Heart Valve Disease

Heart valve disease occurs when a heart valve does not open or close properly.  In valvular stenosis, the heart valve is narrowed.  It may be thickened and/or stiff and does not open all the way.  The heart has to work harder to push blood through a smaller opening.  In valvular regurgitation (or insufficiency), the heart valve is leaky.  It may be loose, shortened, or torn.  As a result, the valve does not close tightly enough, and blood leaks backward.  The heart has to work harder to pump some of the same blood through the valve again.  Stenosis and regurgitation tend to get worse with time. They may cause the heart muscle to weaken, which can result in heart failure.  Catheterization may be needed to confirm heart valve disease and to accurately measure how severely the valve is narrowed or leaking.

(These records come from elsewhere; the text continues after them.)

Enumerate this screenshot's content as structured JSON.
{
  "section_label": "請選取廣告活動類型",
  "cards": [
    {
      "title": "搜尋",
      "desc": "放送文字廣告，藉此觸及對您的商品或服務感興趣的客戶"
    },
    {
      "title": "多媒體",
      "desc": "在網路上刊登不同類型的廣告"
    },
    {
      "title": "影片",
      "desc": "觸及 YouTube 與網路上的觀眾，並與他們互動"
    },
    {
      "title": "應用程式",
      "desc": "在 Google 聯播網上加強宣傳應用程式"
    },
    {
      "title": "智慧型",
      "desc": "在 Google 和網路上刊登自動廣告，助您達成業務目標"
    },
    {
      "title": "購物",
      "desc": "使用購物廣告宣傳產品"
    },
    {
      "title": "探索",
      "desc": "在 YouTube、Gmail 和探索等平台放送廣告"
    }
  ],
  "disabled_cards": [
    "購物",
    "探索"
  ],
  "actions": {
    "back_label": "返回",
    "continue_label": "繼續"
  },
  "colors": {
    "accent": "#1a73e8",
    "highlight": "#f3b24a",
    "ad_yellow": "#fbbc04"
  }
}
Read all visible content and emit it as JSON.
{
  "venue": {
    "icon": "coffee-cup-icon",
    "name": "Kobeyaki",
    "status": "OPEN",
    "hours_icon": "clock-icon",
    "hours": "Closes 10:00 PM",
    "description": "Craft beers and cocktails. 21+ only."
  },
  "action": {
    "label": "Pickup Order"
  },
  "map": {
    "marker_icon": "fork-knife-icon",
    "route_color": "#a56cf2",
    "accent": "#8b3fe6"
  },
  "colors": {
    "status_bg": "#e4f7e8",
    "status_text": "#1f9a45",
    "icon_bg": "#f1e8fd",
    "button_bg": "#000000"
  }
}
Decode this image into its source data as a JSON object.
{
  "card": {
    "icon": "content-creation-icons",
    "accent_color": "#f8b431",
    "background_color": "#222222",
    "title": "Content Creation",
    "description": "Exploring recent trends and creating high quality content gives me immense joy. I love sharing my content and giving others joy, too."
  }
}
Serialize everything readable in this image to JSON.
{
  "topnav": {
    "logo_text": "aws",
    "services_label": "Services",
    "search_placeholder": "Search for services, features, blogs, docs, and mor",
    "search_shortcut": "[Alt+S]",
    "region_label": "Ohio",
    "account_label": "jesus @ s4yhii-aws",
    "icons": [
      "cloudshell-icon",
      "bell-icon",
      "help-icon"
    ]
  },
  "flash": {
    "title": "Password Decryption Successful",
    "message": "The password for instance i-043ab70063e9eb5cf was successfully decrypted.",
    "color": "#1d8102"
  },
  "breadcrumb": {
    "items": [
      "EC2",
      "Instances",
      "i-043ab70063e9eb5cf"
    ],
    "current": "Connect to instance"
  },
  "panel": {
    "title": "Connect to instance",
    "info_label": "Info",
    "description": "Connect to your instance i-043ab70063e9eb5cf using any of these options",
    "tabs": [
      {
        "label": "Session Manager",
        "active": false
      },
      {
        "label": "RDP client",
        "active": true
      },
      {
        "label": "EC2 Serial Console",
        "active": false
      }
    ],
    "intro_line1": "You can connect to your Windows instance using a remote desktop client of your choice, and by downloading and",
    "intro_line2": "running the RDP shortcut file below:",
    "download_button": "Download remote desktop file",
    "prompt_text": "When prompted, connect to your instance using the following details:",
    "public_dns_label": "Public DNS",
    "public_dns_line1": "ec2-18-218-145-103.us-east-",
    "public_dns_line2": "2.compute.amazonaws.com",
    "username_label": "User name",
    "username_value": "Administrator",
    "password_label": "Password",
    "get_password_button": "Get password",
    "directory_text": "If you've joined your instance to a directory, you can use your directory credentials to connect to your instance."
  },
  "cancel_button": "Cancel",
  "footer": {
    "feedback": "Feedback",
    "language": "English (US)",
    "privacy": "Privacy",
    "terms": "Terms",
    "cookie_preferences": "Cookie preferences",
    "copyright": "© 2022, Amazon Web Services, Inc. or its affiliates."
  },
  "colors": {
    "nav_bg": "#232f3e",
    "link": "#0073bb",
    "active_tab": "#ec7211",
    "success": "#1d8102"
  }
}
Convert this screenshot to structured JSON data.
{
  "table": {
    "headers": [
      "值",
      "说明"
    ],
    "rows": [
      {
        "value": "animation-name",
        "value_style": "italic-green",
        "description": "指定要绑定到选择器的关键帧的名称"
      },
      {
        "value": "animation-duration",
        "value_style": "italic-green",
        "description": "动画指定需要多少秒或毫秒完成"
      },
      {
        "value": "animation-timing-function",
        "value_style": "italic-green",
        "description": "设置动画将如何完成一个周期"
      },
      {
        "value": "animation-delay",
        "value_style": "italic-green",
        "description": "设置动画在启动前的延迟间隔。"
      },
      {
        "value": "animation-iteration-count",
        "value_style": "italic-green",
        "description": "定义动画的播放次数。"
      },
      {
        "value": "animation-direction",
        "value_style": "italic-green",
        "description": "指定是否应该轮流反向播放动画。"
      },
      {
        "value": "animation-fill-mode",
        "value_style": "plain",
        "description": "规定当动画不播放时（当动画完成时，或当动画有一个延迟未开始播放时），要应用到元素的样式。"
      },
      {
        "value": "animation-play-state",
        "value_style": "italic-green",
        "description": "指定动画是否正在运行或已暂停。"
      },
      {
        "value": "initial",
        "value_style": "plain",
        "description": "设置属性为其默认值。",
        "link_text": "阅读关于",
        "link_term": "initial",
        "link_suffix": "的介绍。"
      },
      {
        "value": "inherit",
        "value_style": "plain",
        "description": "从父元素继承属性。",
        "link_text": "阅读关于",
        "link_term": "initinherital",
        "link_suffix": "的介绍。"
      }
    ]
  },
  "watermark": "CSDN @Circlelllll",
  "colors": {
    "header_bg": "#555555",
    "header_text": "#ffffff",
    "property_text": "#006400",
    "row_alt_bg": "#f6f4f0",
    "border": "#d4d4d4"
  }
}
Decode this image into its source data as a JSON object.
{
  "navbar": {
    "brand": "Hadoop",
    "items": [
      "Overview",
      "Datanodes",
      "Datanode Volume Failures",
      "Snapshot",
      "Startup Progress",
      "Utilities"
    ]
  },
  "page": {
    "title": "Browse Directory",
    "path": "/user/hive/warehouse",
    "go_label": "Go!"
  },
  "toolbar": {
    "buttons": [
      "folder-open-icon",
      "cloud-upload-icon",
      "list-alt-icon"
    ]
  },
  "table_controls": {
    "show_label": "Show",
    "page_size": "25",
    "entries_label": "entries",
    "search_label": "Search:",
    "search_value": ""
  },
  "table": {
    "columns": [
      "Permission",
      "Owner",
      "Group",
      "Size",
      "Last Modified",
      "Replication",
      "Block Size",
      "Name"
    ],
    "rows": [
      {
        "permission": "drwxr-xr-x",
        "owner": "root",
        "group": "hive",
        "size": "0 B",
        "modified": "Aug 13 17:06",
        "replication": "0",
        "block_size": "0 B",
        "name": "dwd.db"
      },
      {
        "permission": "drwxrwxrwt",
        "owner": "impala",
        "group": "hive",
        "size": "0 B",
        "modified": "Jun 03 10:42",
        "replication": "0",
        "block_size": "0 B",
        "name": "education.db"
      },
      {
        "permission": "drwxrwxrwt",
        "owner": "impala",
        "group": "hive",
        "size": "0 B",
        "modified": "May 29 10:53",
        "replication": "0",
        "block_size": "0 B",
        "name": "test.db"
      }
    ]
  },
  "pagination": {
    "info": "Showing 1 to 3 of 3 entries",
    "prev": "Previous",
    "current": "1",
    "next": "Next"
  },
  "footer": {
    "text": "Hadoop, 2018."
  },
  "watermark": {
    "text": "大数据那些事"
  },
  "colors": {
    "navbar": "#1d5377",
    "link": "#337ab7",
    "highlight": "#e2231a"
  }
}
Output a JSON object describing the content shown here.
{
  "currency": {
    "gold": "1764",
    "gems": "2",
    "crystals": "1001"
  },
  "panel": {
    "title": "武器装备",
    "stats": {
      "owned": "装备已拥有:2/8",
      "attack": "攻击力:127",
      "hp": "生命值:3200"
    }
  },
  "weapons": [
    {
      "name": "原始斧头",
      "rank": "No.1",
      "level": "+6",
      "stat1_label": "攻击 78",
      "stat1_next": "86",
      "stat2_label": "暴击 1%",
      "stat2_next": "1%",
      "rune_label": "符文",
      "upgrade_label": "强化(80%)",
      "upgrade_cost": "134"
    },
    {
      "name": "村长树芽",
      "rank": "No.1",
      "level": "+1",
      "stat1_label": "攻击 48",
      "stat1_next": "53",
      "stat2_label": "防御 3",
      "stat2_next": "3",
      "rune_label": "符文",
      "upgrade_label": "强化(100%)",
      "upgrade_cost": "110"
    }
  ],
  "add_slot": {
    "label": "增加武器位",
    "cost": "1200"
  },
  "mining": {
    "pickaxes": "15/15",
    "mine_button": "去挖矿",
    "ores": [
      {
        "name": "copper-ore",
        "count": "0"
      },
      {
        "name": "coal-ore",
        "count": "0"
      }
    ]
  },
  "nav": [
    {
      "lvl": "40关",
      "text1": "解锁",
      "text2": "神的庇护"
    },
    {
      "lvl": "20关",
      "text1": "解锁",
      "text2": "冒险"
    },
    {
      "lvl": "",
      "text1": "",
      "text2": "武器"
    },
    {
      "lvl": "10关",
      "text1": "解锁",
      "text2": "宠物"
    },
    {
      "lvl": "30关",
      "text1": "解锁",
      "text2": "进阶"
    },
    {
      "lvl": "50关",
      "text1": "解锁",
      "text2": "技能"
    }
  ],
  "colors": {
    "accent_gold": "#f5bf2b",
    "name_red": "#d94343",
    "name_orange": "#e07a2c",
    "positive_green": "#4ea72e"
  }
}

Congenital Heart Defects

A congenital heart defect is a deformity of the heart that is present at birth.  An abnormal hole between heart chambers or a narrowed valve are examples of congenital heart defects.  When a defect is severe enough, it is harder for the heart to pump blood.  With time, the heart may weaken, and symptoms (such as shortness of breath and fainting spells) may develop.  In some cases, cardiac catheterization may be needed to confirm a heart defect and/or to assess how severe the problem is.

Heart Muscle Disease

Heart muscle disease, or cardiomyopathy, refers to diseases that primarily affect the heart muscle. In its most common form, called dilated cardiomyopathy, the heart muscle weakens and the heart chambers enlarge. Cardiomyopathy can be caused by a variety of conditions, such as infection or alcohol abuse, or it can occur for an unknown reason.